“We aim to elevate the experience for guests at the Hawai‘i Food & Wine Festival every year,” says HFWF Chief Executive Officer Denise Yamaguchi. “To kick off our seventh year, we’ve invited ten of the Islands’ top chefs to craft some of the most mouthwatering dishes under a showering of fireworks at The Kahala Hotel & Resort.”

Cuisines of the Sea features James Beard award-winning HFWF Co-Founders Alan Wong and Roy Yamaguchi along with The Kahala’s Executive Chef Wayne Hirabayashi, Arancino Executive Chef Daisuke Hamamoto, Vikram Garg, Chris Kajioka, Michelle Karr-Ueoka, Mark Noguchi, Sheldon Simeon, and Lee Anne Wong. The event showcases seafood from our waters such as Kualoa shrimp, oysters, and ahi along with locally raised Ni‘ihau lamb and pork belly. Dishes will be paired with coveted wines such as Caymus, Insignia, Kosta Browne, Opus One, and Silver Oak and creative cocktails by Southern Glazer’s Wine & Spirits.

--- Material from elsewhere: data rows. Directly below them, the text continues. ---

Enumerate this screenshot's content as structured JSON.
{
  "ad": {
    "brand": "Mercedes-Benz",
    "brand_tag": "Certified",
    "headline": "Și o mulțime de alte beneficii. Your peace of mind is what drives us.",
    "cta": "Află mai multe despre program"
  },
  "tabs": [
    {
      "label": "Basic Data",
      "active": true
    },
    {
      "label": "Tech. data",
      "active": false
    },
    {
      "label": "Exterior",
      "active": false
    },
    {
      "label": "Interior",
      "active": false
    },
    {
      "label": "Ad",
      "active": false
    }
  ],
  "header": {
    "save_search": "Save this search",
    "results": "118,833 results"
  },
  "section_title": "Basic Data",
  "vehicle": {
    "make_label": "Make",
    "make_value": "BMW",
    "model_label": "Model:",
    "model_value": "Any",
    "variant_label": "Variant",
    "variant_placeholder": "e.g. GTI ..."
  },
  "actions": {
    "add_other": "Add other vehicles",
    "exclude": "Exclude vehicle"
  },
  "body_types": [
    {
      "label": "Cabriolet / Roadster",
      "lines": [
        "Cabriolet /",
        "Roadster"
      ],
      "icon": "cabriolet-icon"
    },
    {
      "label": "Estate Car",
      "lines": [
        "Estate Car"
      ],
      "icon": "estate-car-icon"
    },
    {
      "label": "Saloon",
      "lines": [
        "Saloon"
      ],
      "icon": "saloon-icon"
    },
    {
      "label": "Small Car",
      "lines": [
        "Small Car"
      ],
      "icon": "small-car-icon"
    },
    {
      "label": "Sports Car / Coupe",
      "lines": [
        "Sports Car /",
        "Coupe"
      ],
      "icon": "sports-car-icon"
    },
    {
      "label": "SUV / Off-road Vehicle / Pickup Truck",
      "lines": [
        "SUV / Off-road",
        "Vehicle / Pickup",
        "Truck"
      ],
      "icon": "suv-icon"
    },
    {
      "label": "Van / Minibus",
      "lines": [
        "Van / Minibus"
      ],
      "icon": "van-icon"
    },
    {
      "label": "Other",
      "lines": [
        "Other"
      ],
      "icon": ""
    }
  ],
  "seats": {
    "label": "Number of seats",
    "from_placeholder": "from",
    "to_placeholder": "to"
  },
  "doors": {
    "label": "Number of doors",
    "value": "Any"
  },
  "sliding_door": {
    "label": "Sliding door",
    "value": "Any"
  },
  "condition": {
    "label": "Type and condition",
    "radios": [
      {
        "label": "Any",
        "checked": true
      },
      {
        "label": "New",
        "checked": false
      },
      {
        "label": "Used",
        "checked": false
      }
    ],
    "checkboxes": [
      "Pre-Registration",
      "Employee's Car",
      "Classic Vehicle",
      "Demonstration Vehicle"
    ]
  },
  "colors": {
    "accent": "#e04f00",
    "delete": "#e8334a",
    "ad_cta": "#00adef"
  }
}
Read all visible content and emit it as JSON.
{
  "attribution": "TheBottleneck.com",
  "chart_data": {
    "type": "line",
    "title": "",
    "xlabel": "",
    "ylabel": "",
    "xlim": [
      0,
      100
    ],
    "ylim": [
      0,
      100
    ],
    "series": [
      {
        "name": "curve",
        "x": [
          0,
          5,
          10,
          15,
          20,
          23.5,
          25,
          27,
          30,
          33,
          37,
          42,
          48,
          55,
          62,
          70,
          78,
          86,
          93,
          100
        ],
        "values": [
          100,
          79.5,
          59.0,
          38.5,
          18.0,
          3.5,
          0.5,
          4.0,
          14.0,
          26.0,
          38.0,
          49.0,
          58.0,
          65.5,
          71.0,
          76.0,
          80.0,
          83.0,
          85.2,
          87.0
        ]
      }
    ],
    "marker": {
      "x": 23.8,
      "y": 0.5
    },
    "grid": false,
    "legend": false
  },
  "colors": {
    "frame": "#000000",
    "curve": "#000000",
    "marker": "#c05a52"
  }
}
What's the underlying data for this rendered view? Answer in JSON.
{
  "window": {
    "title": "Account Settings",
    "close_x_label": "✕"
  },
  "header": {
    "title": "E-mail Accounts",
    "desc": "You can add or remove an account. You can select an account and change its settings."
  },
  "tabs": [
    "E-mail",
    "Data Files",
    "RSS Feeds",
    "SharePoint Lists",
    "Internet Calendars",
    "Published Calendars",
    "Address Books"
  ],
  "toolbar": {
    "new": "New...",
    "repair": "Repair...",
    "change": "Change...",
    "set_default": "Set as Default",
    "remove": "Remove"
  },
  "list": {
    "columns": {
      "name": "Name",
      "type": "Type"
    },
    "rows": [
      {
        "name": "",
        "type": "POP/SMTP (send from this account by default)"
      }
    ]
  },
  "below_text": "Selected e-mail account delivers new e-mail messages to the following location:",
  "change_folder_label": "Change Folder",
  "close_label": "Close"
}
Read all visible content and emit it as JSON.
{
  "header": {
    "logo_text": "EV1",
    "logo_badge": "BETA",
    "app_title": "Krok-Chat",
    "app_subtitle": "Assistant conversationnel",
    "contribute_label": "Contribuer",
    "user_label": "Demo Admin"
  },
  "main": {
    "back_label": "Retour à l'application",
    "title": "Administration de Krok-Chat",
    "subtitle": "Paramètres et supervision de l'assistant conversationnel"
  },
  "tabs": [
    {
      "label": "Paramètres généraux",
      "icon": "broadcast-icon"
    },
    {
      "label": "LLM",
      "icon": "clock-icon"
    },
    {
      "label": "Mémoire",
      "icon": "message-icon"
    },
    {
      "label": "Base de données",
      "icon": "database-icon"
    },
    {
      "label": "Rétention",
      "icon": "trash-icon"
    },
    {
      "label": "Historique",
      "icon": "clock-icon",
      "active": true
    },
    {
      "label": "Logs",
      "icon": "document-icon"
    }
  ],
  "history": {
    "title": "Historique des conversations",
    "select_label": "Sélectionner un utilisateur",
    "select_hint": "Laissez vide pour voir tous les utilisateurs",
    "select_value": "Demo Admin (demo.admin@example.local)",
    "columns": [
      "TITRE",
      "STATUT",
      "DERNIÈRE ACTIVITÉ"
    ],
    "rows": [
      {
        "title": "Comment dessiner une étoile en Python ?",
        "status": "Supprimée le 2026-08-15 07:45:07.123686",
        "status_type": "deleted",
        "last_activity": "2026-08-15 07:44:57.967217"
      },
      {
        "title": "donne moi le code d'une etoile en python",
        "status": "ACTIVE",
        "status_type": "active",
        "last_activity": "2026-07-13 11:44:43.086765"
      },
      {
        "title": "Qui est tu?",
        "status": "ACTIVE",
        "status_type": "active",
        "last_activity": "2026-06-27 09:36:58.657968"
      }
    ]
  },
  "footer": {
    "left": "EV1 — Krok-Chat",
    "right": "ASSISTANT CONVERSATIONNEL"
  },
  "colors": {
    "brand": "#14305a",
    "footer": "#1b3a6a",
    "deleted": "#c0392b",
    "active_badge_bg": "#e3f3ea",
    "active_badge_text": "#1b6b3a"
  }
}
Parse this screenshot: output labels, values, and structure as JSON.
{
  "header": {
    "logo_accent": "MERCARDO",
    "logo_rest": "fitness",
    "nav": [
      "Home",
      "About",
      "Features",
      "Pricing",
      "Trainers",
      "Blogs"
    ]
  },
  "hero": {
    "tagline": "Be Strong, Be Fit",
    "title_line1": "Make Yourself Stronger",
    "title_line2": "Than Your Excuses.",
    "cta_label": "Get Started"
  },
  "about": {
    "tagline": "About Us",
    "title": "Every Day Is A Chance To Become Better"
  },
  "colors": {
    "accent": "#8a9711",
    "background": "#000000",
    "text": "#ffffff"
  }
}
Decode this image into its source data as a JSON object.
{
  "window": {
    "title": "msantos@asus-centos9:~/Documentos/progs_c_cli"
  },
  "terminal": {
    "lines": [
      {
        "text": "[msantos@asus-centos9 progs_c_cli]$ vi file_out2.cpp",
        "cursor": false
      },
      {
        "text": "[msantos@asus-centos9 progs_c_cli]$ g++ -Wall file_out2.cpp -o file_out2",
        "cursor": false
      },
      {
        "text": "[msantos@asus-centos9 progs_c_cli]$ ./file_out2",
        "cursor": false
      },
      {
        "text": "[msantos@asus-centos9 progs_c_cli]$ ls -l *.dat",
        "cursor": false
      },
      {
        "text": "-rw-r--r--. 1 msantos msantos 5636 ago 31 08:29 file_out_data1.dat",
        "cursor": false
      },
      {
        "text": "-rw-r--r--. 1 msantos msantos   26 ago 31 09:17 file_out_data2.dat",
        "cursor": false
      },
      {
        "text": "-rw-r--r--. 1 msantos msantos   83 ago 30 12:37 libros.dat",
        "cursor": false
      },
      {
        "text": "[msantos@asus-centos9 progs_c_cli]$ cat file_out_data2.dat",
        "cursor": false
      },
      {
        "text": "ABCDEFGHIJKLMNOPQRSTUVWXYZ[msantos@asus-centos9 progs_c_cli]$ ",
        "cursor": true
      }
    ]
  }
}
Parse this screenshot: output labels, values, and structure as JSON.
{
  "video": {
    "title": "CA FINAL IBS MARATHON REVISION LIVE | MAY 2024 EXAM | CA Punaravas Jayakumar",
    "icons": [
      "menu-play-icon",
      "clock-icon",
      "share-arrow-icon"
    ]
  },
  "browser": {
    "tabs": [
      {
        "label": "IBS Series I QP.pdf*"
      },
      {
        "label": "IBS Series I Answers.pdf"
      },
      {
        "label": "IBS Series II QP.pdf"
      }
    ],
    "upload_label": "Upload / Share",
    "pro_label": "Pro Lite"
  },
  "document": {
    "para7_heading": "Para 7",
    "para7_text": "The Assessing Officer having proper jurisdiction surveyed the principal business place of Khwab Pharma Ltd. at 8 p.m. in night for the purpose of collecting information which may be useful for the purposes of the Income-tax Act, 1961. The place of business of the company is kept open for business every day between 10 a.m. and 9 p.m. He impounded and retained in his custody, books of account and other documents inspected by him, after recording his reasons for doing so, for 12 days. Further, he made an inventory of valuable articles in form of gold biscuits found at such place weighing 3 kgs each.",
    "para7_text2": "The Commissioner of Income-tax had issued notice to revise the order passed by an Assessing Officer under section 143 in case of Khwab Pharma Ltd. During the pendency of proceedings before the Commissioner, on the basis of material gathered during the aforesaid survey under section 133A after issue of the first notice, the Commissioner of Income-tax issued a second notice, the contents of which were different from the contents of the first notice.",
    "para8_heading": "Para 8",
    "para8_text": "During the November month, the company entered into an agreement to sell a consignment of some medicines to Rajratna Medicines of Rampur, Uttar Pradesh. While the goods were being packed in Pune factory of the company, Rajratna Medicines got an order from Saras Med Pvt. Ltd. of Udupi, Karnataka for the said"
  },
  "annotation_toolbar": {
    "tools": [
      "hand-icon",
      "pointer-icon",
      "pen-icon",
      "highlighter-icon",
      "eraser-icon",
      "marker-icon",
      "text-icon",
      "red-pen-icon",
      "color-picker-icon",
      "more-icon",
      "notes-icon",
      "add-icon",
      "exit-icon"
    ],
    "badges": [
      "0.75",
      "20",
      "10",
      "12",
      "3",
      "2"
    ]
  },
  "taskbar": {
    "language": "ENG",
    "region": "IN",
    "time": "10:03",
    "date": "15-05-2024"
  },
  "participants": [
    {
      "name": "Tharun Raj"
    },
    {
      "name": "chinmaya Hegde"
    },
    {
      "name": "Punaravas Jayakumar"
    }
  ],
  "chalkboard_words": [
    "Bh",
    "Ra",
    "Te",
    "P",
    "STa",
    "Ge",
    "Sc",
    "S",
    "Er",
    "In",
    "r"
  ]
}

Tickets for Cuisines of the Sea are priced at $175 per person. To purchase tickets, please visit: www.HFWF.me. The grazing event is the grand finale for a five-day Culinary Journey of farm tours and unique experiences that will be covered by national media to shine a spotlight on Hawai‘i’s dynamic culinary scene. At Cuisines of the Sea, the themes, talent, and wineries for the Fall Festival will be announced.

“We’re thrilled to be the host resort of the second annual HFWF Launch event, Cuisines of the Sea at our Kahala oasis,” said Gerald Glennon, General Manager, The Kahala Hotel & Resort. “The HFWF organization is aligned with our corporate philosophies of community, sustainability, Hawaiian culture and educational programs and we’re proud to be a partner and presenting sponsor.”

#HFWF17 will welcome more than 100 culinary masters, 50 wine makers, and a dozen mixologists to events on Maui, Hawai‘i Island and O‘ahu from October 20-November 5, 2017. The participating chefs are personally recommended and invited by the Festival’s co-founders. “We try to invite chefs who have the same kind of passion as we do for food and sustainability,” shares Roy Yamaguchi. “Our job is to really promote the State of Hawai‘i to the rest of the world through food and the chefs become our ambassadors.”

Alan Wong recalls the festival’s beginnings, saying “We started as a three-day event in Waikiki with only 30 chefs. Now we have three events on Maui, one event on the Big Island, and five days on O‘ahu. The spotlight is put on Hawai‘i for three weeks on our people, our culture, our food, what we grow here. It’s a win win win.”

The Festival boosts Hawai‘i’s reputation as a culinary destination with prominent national media coverage valued at $12 million and attendance that’s grown to nearly 8,000. The HFWF mission is to showcase Hawai‘i’s food, farms, and young chef talent. Since its 2011 launch, HFWF has donated $1.7 million to community organizations that support sustainability, culinary programs and agriculture. Festival proceeds benefit the Culinary Institute of the Pacific, Hawai‘i Agricultural Foundation, Hawai‘i Community College Culinary Arts Program, Hawai‘i Farm Bureau, Hawaii Seafood Council, IMUA Family Services, Leeward Community College Culinary Program, Maui County Farm Bureau, Maui Community College Culinary Arts Program, ment’Or BKB Foundation, Paepae o He‘eia, and Papahana Kuaola.

Stay connected with the Hawai‘i Food & Wine Festival via www.HFWF.me or follow HFWF on Twitter/Instagram @HIFoodWineFest and Facebook at hawaiifoodandwinefestival.